*This post is part of a series that’s a work in progress. This is the first post, which is an introduction to the idea of Algebras and how they’re used in Software Development.*

The **Algebra** we all know and love is usually defined as *the study of mathematical symbols and the rules for manipulating these symbols*. That sounds very pretty and all, but for all of my school years, whenever I heard the word **Algebra** I thought of variables. You know, *x, y and z*. With the description in mind though, it all fits really well together. Look at the following, paying close attention to how it reflects the definition given above:

`x + x = 2x`

Right?

It is defining how the `+`

works. And by doing that, it’s also defining how **addition** works and which rules apply to it. So, here’s another one:

`x + (y + z) = (x + y) + z`

Since that is true for addition, regardless of what values `x, y and z`

have, we say that addition is **Associative**. And associativity is a **law** that needs to be fulfilled whenever we’re adding stuff up. And you know what really tries to follow math a lot? Software. Here are some software examples of operations which are associative:

`// In JS:`

// Addition of numbers is associative

1 + (2 + 3) === (1 + 2) + 3 // true

// Multiplication is as well

1 * (2 * 3) === (1 * 2) * 3 // true

// String concatenation also works

“All” ++ (“ work and” ++ “ no play”) === (“All” ++ “ work and”) ++ “ no play”) // true

// Array.prototype.concat also fulfils this.

concat([1, 2, 3], concat([4, 5], [6])) === concat(concat([1, 2, 3], [4, 5]), [6]) // true

That’s pretty cool.
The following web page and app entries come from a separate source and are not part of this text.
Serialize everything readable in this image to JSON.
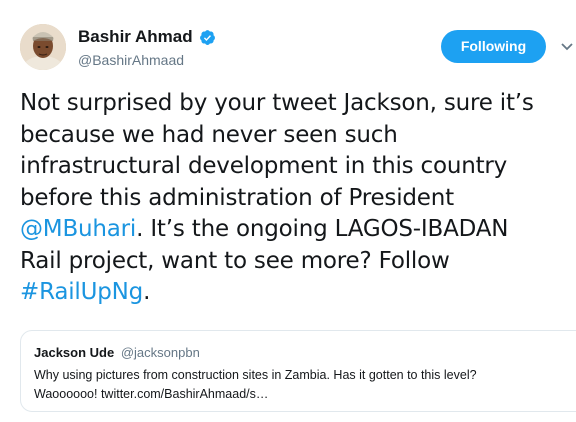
{
  "author": {
    "display_name": "Bashir Ahmad",
    "handle": "@BashirAhmaad",
    "verified": true,
    "avatar_icon": "user-avatar-photo"
  },
  "follow_button": {
    "label": "Following"
  },
  "menu": {
    "icon": "chevron-down-icon"
  },
  "tweet": {
    "text_part1": "Not surprised by your tweet Jackson, sure it’s\nbecause we had never seen such\ninfrastructural development in this country\nbefore this administration of President\n",
    "mention": "@MBuhari",
    "text_part2": ". It’s the ongoing LAGOS-IBADAN\nRail project, want to see more? Follow\n",
    "hashtag": "#RailUpNg",
    "text_part3": "."
  },
  "quote": {
    "name": "Jackson Ude",
    "handle": "@jacksonpbn",
    "text": "Why using pictures from construction sites in Zambia. Has it gotten to this level?\nWaoooooo! twitter.com/BashirAhmaad/s…"
  },
  "colors": {
    "accent": "#1da1f2",
    "link": "#1b95e0",
    "text": "#14171a",
    "muted": "#657786",
    "border": "#e1e8ed"
  }
}
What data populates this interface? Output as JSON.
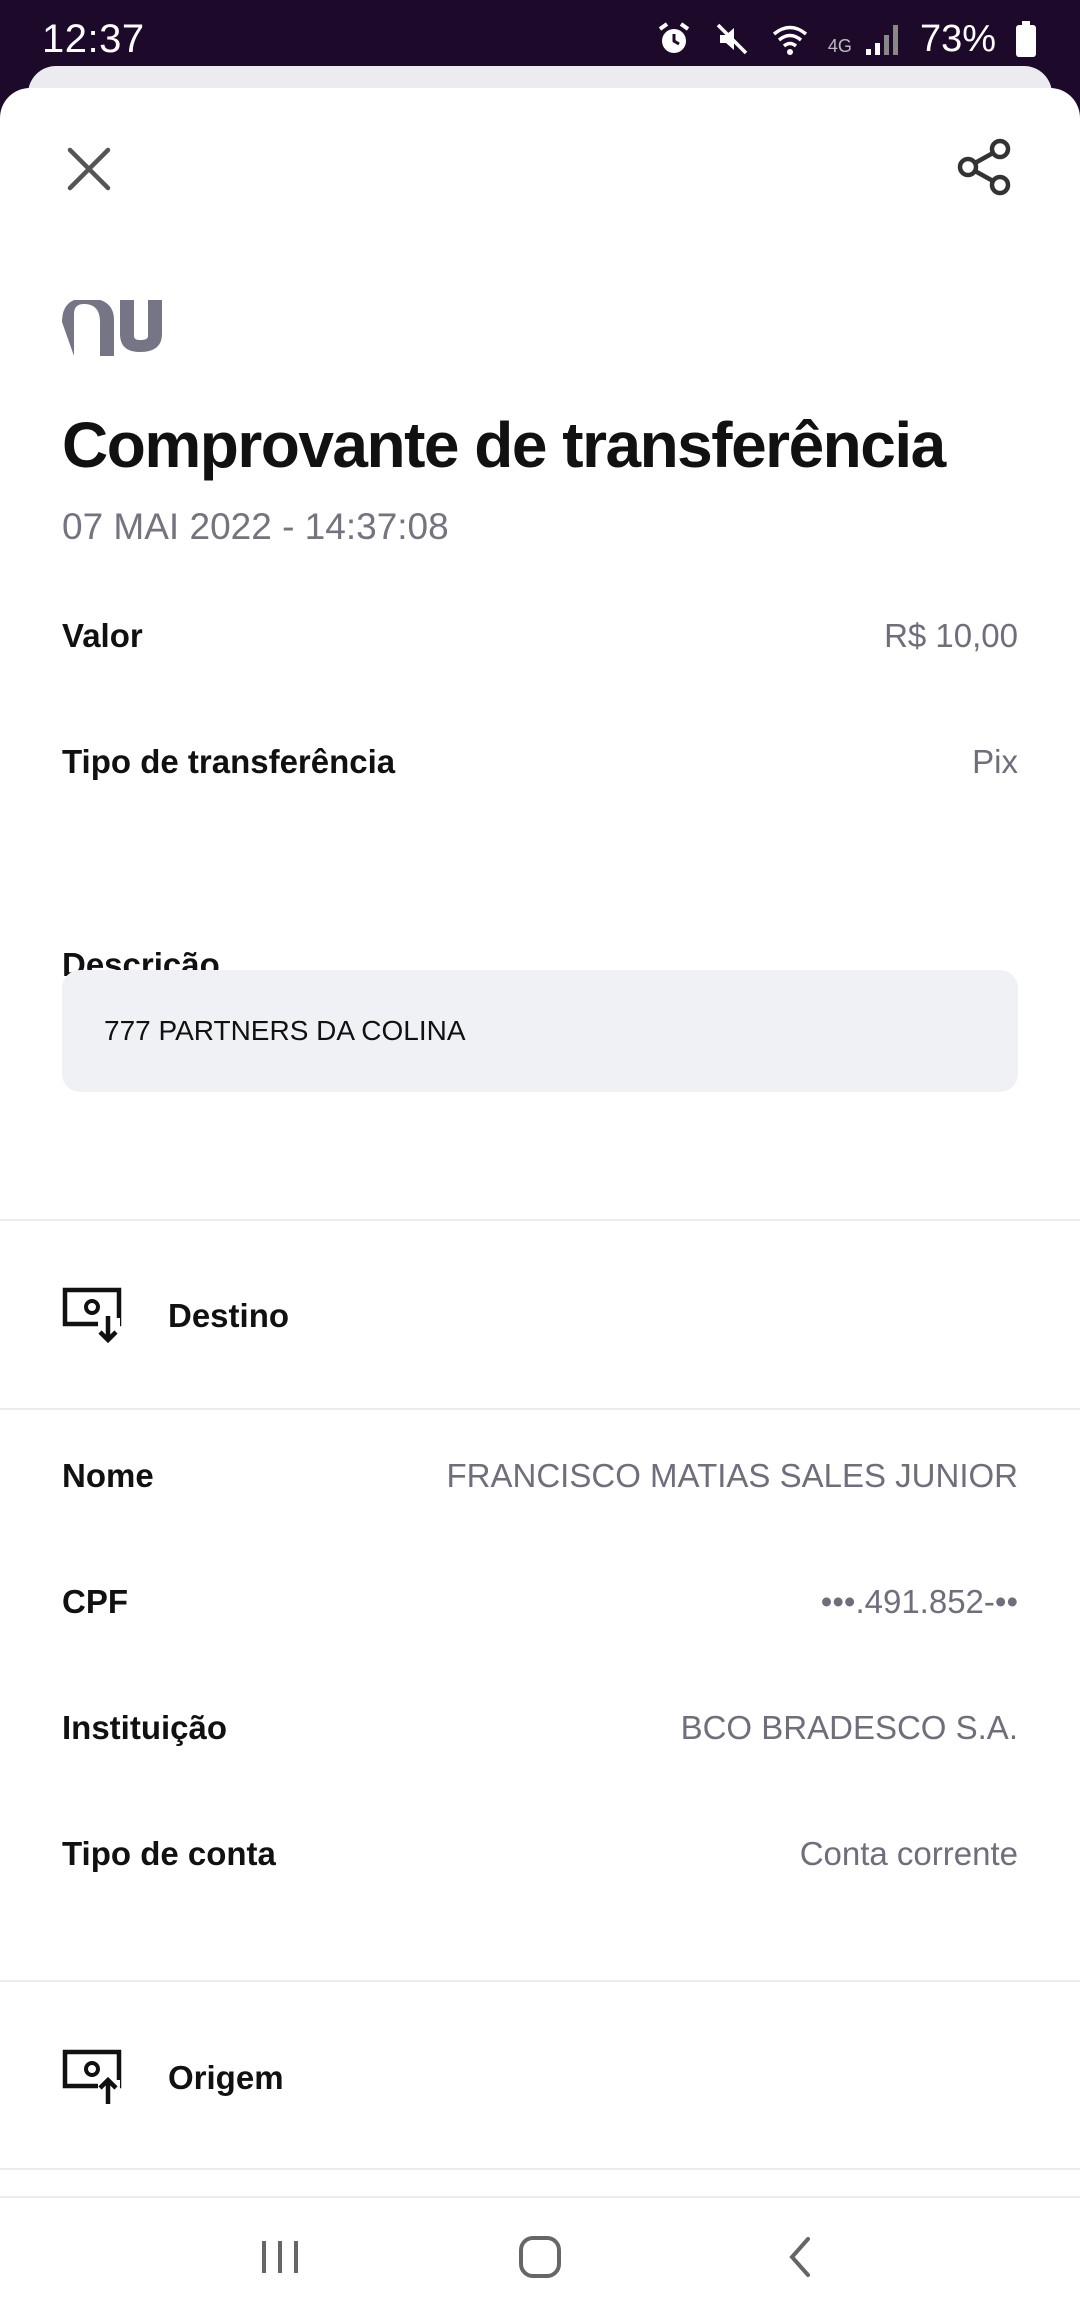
{
  "status_bar": {
    "time": "12:37",
    "network": "4G",
    "battery": "73%"
  },
  "header": {
    "close_icon": "close-icon",
    "share_icon": "share-icon",
    "logo_text": "nu"
  },
  "receipt": {
    "title": "Comprovante de transferência",
    "datetime": "07 MAI 2022 - 14:37:08",
    "fields": [
      {
        "label": "Valor",
        "value": "R$ 10,00"
      },
      {
        "label": "Tipo de transferência",
        "value": "Pix"
      }
    ],
    "description_label": "Descrição",
    "description": "777 PARTNERS DA COLINA"
  },
  "destination": {
    "title": "Destino",
    "icon": "money-receive-icon",
    "fields": [
      {
        "label": "Nome",
        "value": "FRANCISCO MATIAS SALES JUNIOR"
      },
      {
        "label": "CPF",
        "value": "•••.491.852-••"
      },
      {
        "label": "Instituição",
        "value": "BCO BRADESCO S.A."
      },
      {
        "label": "Tipo de conta",
        "value": "Conta corrente"
      }
    ]
  },
  "origin": {
    "title": "Origem",
    "icon": "money-send-icon"
  },
  "nav_bar": {
    "recent_icon": "recent-apps-icon",
    "home_icon": "home-icon",
    "back_icon": "back-icon"
  },
  "colors": {
    "status_bar_bg": "#1d0a2b",
    "label_text": "#111111",
    "value_text": "#6f6e7c",
    "logo": "#767585",
    "description_bg": "#f0f1f5"
  }
}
But we can keep going and look for more laws to fulfil. There’s another useful one which is called **Identity**. An operation fulfils this law if there is a value such that it turns into the **Identity Function**.

As a refresher, here’s the identity function: `const id = x => x`

.

And here are the identities for the operation above:

// Addition -> 0

x + 0 === x

// Multiplication -> 1

x * 1 = x

// String concatenation -> “” (empty string)

“Hello World!” ++ “” === “Hello World!”

// Array.prototype.concat -> [] (empty array)

concat([1, 2, 3], []) === [1, 2, 3]

/*

Ok, that one’s false, but that’s just JS being crazy, ok? The result will still be [1, 2, 3]

*/

Hail all the maths.

## So… why should we care?

I went a bunch of years not really paying attention to any of this and did “fine”. But I could’ve done much better. And that’s the thing, this is not required knowledge for a career in Software Development, but it is something that will make you reason about your code a bit different. When used correctly, it can give you **certainty**. Just like we never question that `1 + 1 = 2`

, we could have code that follows laws that assure us certain things will always happen. Doesn’t that sound wonderful?

*BTW: the operations we described above are Monoids, one of the weird terms that Functional Programming people keep throwing around. Come back tomorrow for more Monoid fun 🎉*